*** Working data Section Begins ***

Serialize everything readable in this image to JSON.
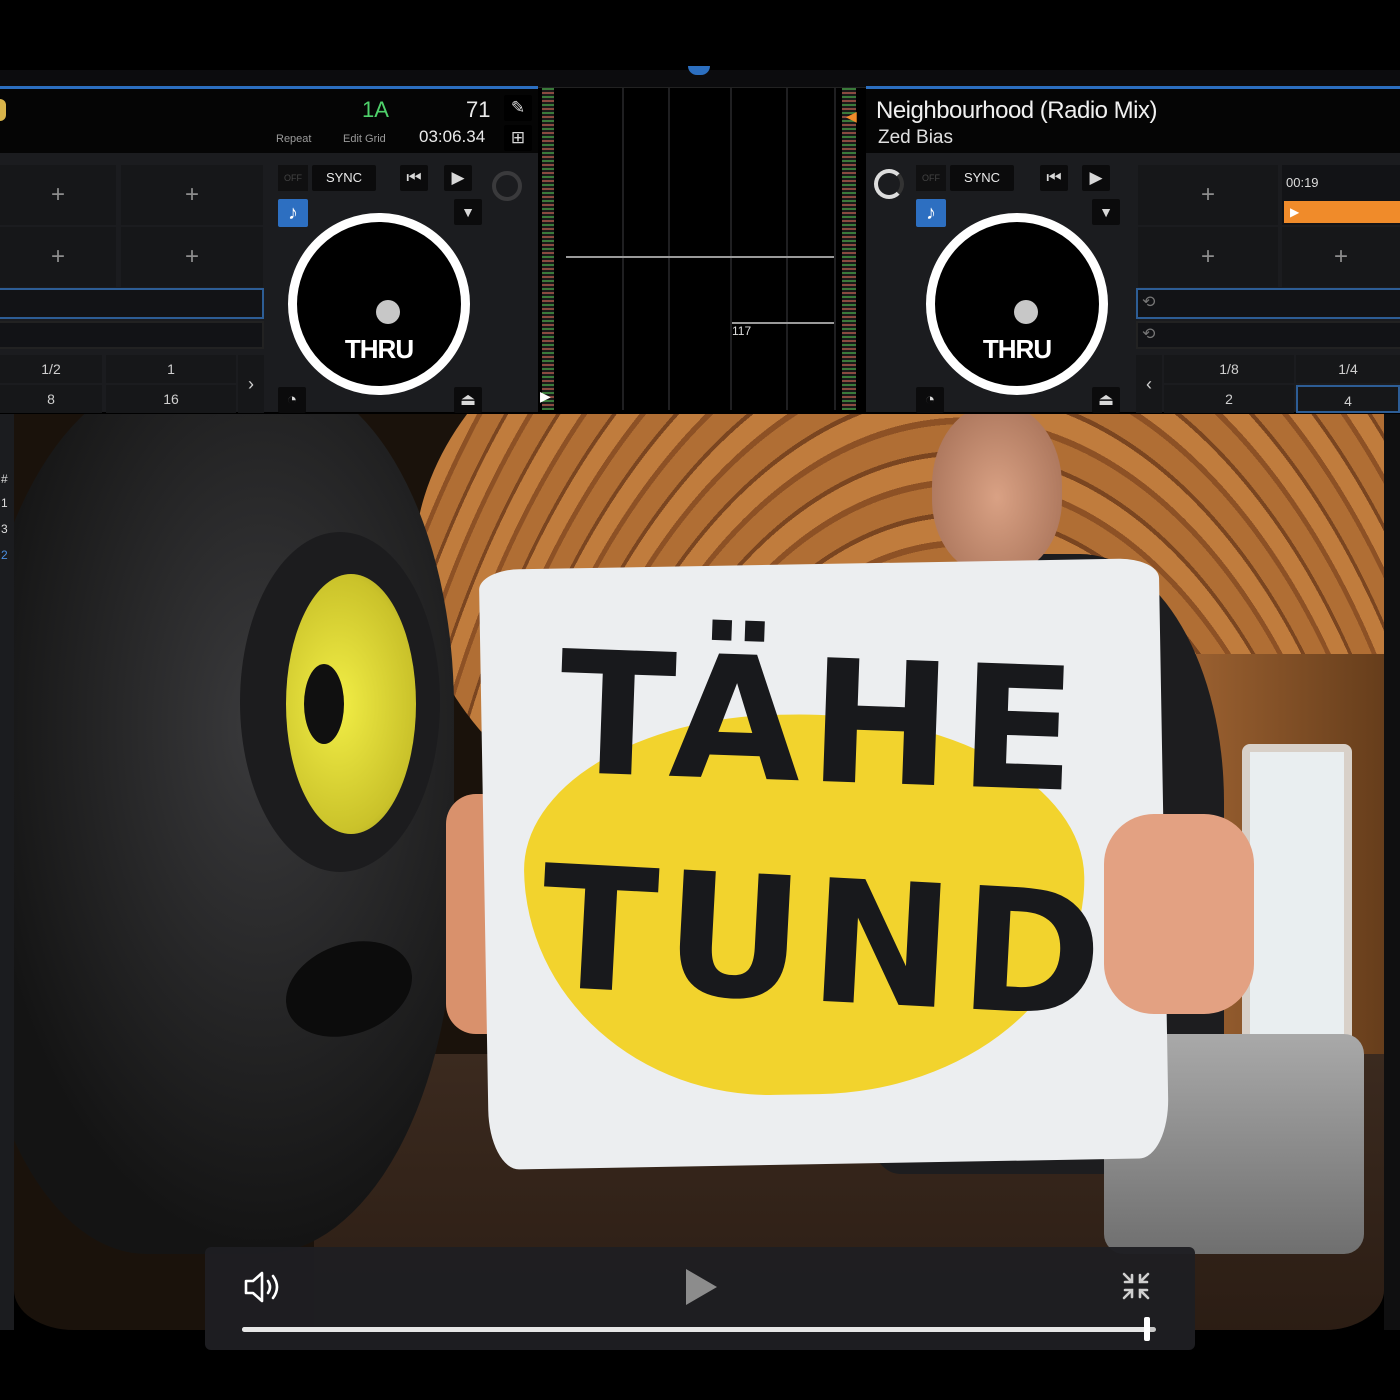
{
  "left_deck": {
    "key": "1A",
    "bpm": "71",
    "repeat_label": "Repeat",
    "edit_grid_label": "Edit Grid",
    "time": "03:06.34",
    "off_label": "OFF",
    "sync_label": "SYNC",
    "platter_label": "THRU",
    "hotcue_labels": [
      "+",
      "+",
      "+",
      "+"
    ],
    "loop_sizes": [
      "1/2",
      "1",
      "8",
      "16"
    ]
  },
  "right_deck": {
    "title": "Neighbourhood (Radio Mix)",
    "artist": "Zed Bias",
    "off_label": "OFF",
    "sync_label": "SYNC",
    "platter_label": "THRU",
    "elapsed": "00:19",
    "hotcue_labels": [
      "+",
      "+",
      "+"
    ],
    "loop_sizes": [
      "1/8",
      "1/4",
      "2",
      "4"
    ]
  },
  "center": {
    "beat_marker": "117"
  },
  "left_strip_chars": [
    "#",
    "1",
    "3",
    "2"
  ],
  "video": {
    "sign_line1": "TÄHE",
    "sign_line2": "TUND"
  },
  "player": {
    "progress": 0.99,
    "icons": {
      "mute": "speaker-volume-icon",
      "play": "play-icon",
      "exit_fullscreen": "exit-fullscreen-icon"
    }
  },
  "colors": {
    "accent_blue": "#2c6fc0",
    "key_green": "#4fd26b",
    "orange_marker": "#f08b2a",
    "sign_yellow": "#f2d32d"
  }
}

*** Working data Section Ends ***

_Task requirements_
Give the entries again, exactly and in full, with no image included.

_Task answer_
Serialize everything readable in this image to JSON.
{
  "left_deck": {
    "key": "1A",
    "bpm": "71",
    "repeat_label": "Repeat",
    "edit_grid_label": "Edit Grid",
    "time": "03:06.34",
    "off_label": "OFF",
    "sync_label": "SYNC",
    "platter_label": "THRU",
    "hotcue_labels": [
      "+",
      "+",
      "+",
      "+"
    ],
    "loop_sizes": [
      "1/2",
      "1",
      "8",
      "16"
    ]
  },
  "right_deck": {
    "title": "Neighbourhood (Radio Mix)",
    "artist": "Zed Bias",
    "off_label": "OFF",
    "sync_label": "SYNC",
    "platter_label": "THRU",
    "elapsed": "00:19",
    "hotcue_labels": [
      "+",
      "+",
      "+"
    ],
    "loop_sizes": [
      "1/8",
      "1/4",
      "2",
      "4"
    ]
  },
  "center": {
    "beat_marker": "117"
  },
  "left_strip_chars": [
    "#",
    "1",
    "3",
    "2"
  ],
  "video": {
    "sign_line1": "TÄHE",
    "sign_line2": "TUND"
  },
  "player": {
    "progress": 0.99,
    "icons": {
      "mute": "speaker-volume-icon",
      "play": "play-icon",
      "exit_fullscreen": "exit-fullscreen-icon"
    }
  },
  "colors": {
    "accent_blue": "#2c6fc0",
    "key_green": "#4fd26b",
    "orange_marker": "#f08b2a",
    "sign_yellow": "#f2d32d"
  }
}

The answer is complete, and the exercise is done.